(Records for the task)

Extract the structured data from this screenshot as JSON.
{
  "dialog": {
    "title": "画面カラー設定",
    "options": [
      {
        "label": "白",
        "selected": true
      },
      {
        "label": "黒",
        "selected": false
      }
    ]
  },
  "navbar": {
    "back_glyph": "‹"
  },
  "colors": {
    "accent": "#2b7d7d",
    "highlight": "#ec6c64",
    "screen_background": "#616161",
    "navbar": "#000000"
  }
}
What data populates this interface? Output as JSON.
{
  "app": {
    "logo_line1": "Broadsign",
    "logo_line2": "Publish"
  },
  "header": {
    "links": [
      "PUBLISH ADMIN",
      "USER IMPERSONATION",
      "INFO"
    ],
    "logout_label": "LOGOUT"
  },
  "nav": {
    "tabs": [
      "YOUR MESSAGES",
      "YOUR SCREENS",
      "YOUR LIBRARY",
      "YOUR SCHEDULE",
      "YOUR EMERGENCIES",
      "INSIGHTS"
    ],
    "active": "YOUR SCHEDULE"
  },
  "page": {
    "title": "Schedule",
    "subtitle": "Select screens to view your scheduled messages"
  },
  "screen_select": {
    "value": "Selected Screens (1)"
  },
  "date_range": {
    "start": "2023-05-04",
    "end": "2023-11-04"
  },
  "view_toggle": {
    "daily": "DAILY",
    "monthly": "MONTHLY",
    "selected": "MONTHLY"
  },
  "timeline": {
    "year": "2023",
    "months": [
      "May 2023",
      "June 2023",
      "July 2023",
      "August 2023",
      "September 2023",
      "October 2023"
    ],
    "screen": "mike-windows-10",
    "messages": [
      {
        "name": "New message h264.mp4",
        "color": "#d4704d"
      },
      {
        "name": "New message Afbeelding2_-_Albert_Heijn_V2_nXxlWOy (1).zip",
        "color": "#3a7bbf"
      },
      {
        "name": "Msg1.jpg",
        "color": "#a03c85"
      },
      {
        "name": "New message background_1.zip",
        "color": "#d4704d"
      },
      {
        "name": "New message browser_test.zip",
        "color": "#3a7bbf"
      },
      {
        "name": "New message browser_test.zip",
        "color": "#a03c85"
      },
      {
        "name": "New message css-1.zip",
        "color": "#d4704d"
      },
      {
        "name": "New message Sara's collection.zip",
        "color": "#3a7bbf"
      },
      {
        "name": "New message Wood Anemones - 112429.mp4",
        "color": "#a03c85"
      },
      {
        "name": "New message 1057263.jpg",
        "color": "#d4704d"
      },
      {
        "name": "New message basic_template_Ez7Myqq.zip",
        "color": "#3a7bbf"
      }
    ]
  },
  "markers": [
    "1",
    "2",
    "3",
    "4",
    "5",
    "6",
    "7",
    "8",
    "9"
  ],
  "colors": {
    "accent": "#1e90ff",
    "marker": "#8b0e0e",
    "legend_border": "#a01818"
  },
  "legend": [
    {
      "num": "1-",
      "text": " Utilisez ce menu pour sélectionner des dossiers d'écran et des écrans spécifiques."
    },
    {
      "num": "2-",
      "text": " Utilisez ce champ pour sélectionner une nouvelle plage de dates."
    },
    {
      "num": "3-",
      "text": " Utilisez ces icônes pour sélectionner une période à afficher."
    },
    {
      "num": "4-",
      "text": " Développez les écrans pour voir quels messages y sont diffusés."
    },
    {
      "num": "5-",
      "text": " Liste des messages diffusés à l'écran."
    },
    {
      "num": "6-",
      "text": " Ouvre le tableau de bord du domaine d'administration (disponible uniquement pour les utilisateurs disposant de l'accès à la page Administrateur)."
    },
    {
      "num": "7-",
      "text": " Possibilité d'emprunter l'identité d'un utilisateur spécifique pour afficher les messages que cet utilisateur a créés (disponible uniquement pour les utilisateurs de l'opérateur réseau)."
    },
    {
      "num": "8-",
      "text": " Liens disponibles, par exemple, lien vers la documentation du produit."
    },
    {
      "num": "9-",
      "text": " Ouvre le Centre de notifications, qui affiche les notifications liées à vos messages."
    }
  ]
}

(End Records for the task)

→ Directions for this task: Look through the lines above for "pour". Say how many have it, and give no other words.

→ Solution: 6